On December 8, 2003, a Medicare bill was signed that provides individuals the opportunity to save for future qualified medical and retiree health expenses tax-free. Below are Health Savings Account Pro and Cons and frequently asked questions.

What are the Health Savings Account pro and cons?

Who is eligible for a Health Savings Account (HSA)?

If you are covered by a High Deductible Health Plan (HDHP) and you are not covered by other health insurance that is not an HDHP you are probably eligible to open a Health Saving Account (HSA).

How do I know if my Health Insurance Policy is a HDHP?

Check with your insurance carrier. They should know which policies comply with the federal regulations for High Deductible Health Plans and Health Savings Accounts.

Can any bank handle a health savings account?

No, only a few banks currently offer Health Savings Accounts.

What happens to my money when I turn 65?

The money in your Health Savings Account can be used for medical expenses, tax-free, until you are 65 years old. Once you turn 65, you can continue to use your money for health expenses tax-free, or you can use your money without penalty for other items and pay income tax on the amount withdrawn.

If you use the money in your Health Savings Account for non-health related items prior to 65, there is a 10% tax penalty.

How much can I contribute to my Health Savings Account each year?

You can contribute the amount of your deductible each year to a maximum of $3000 for single coverage and $5,950 for family coverage in 2009. If you are over 55 years old, an additional "catch-up" contribution can be made.

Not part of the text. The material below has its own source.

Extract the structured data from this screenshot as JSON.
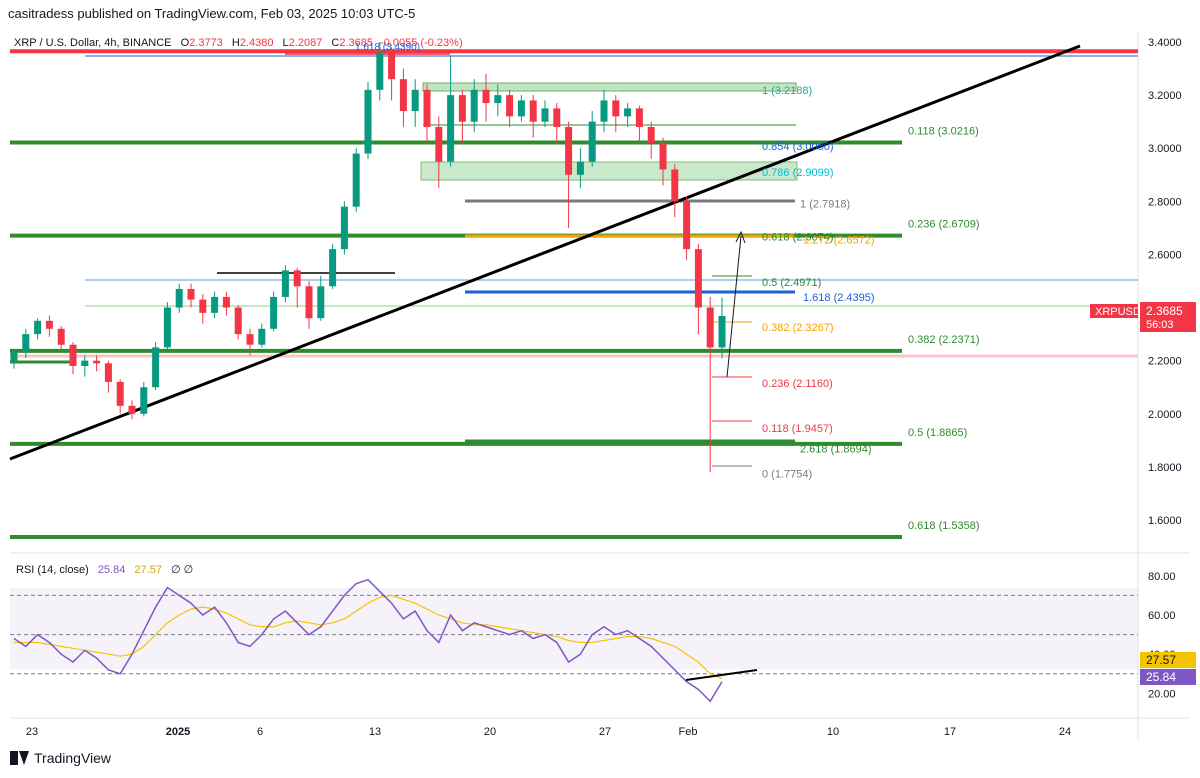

How do I decide if a High Deductible Health Plan (HDHP) and a Health Saving Account (HSA) is right for me?

Here are some questions to ask yourself to help you decide:

Where can I learn more about Health Savings Accounts?

For details regarding Health Savings Accounts, visit the official government site for Health Savings Accounts.